Zaccheus’ statement that he would restore his unlawful gains with four times the amount he had obtained, demonstrated the radical change that had occurred in him. Such restitution was only required in the case of deliberate and violent robbery. The rate required for ‘ordinary’ robbery was double the amount stolen. In the case of a voluntary admission of theft, accompanied by voluntary restitution, the full value was to be restored with a 20% surplus payment. Zaccheus was determined to show how meeting and being accepted by Jesus had changed him.
Jesus’ words at the end of this story are profound. The word lost does not mean damned but rather in the wrong place. The people Jesus was describing are those who have wandered away from God, yet who are found when they are restored into their rightful place within the family of God.
Zaccheus was prepared to make a fool of himself for Jesus. When did you last make a fool of yourself (for Jesus or any other reason)? What did you do? Or, perhaps, what stopped you? How did you feel then and now?
- What rituals do you perform in your relationship with Jesus because this is what you have been taught or experienced during your faith walk? How would you feel if you stopped doing them and just believed that belief is enough?
- Do you work for Jesus because you feel you have to in order to show your love for Him, or because you want to as a result of His love for you?
- What does grace mean to you? Rather than giving the answer ‘God’s riches at Christ’s expense’ dig deeper to give your own understanding or experience of God’s grace.
- Where does your power lie? On what is it based? How do you access the power you have in Jesus Christ?
- What makes you feel secure? When you leave your home, how do you make sure it is secure? When you travel or go into risky situations, what gives you security? What part does Jesus play in your security? How often do you rely on Jesus alone?
- What freedom have you gained since you have been following Jesus? What do you do/say now that you would not have done/said before you knew Him?
- How would you describe the peace you have in Jesus and with God as a result of His relationship with you? How does such peace make you feel?
- How can the group help you with the struggles you have mentioned during this session?
Pray for one another in regard to the issues that have been raised during your discussion time, and in regard to other needs of the group.
Ask God to give you opportunities to witness to His grace this week as you deal with others in regard to the fact that your power, security and freedom is grounded in Him. Share with one another next week what happened.

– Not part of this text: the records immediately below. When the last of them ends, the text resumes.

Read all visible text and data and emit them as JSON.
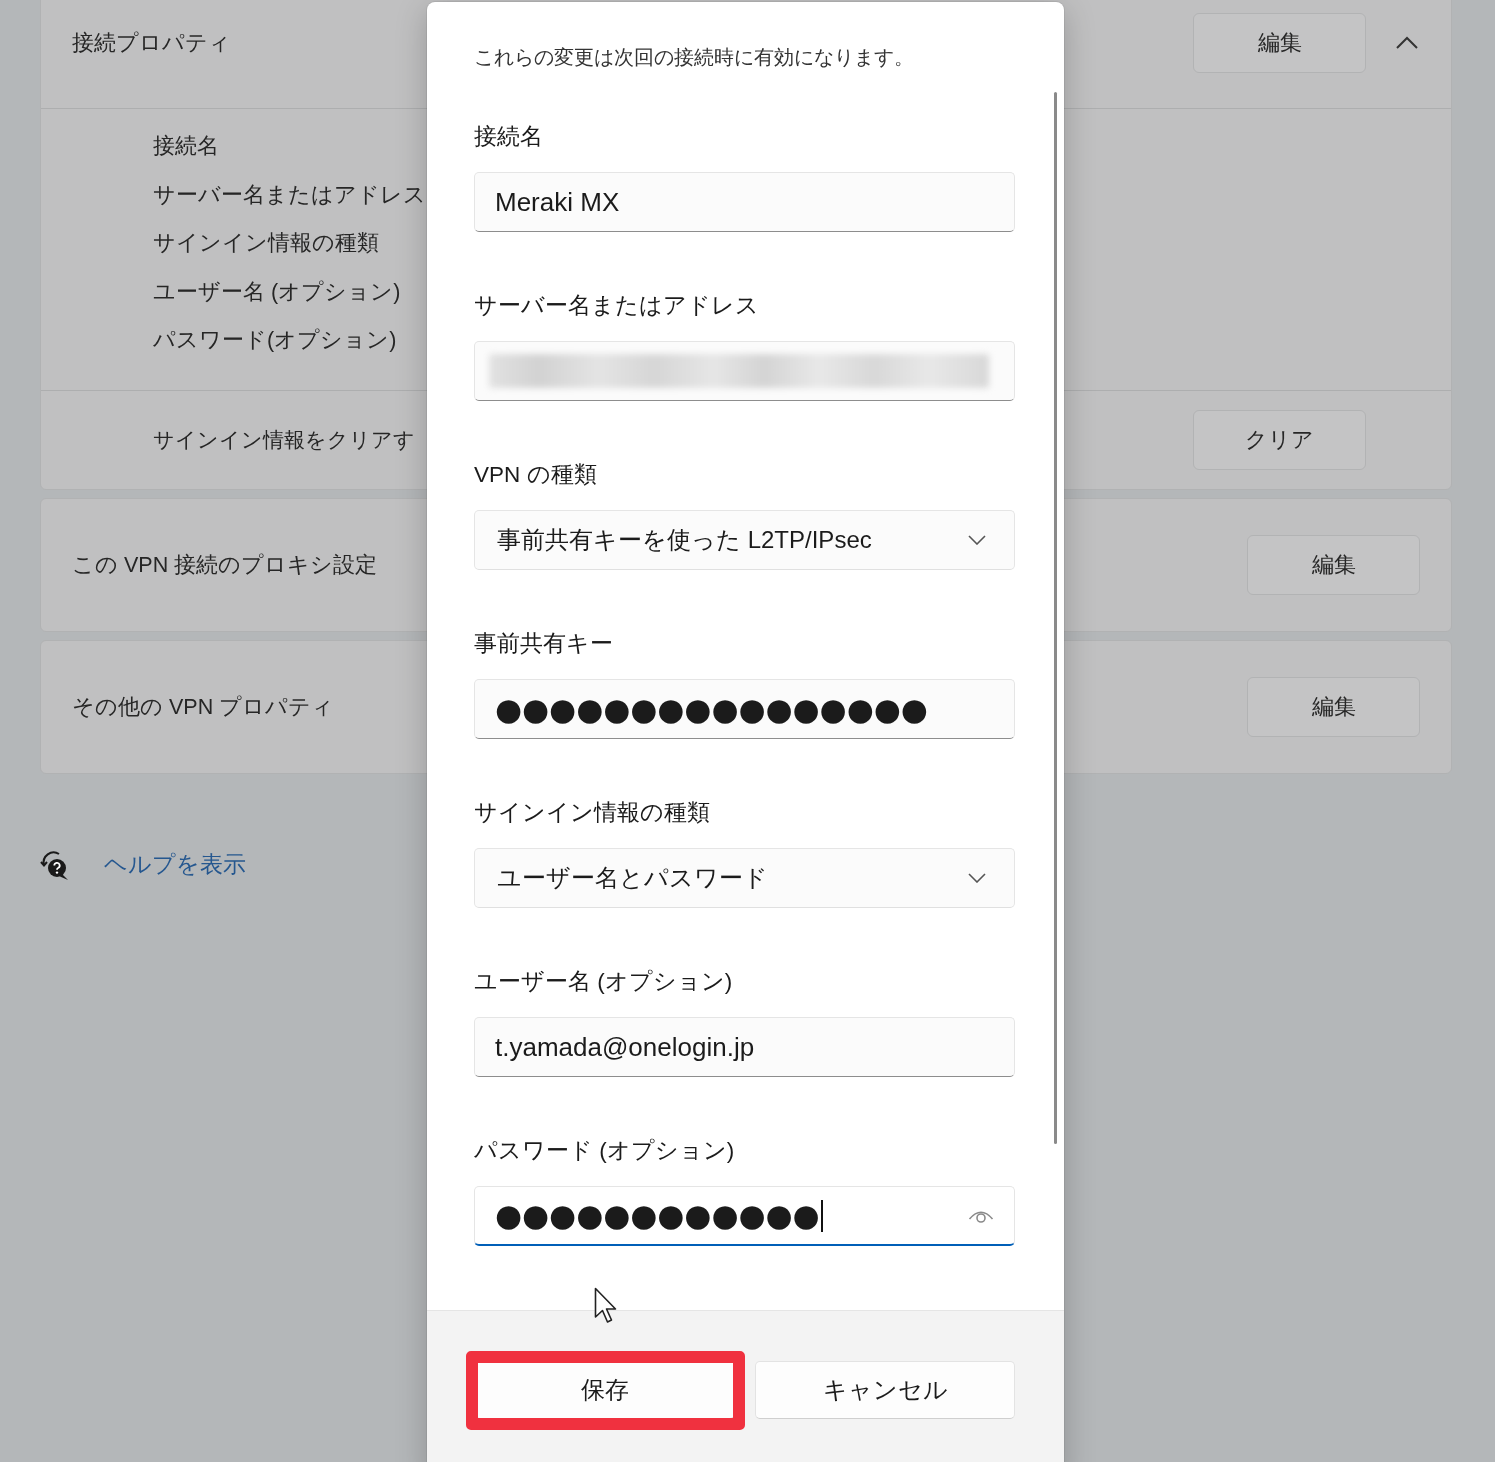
{
  "background": {
    "connection_properties": {
      "title": "接続プロパティ",
      "button": "編集",
      "expanded": true,
      "details": [
        "接続名",
        "サーバー名またはアドレス",
        "サインイン情報の種類",
        "ユーザー名 (オプション)",
        "パスワード(オプション)"
      ],
      "action_label": "サインイン情報をクリアす",
      "action_button": "クリア"
    },
    "sections": [
      {
        "title": "この VPN 接続のプロキシ設定",
        "button": "編集"
      },
      {
        "title": "その他の VPN プロパティ",
        "button": "編集"
      }
    ],
    "help_link": "ヘルプを表示"
  },
  "dialog": {
    "notice": "これらの変更は次回の接続時に有効になります。",
    "fields": [
      {
        "kind": "text",
        "label": "接続名",
        "value": "Meraki MX",
        "focused": false
      },
      {
        "kind": "redacted",
        "label": "サーバー名またはアドレス"
      },
      {
        "kind": "dropdown",
        "label": "VPN の種類",
        "value": "事前共有キーを使った L2TP/IPsec"
      },
      {
        "kind": "password",
        "label": "事前共有キー",
        "value": "●●●●●●●●●●●●●●●●",
        "focused": false
      },
      {
        "kind": "dropdown",
        "label": "サインイン情報の種類",
        "value": "ユーザー名とパスワード"
      },
      {
        "kind": "text",
        "label": "ユーザー名 (オプション)",
        "value": "t.yamada@onelogin.jp",
        "focused": false
      },
      {
        "kind": "password",
        "label": "パスワード (オプション)",
        "value": "●●●●●●●●●●●●",
        "focused": true
      }
    ],
    "buttons": [
      {
        "label": "保存",
        "highlighted": true
      },
      {
        "label": "キャンセル",
        "highlighted": false
      }
    ]
  }
}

Barclay, William. The Daily Study Bible: The Gospel of Luke. The Saint Andrew Press, Edinburgh. 1981 Barclay, William. The Daily Study Bible: The letter to the Romans. The Saint Andrew Press, Edinburgh 1983 https://enduringword.com/bible-commentary/daniel-6/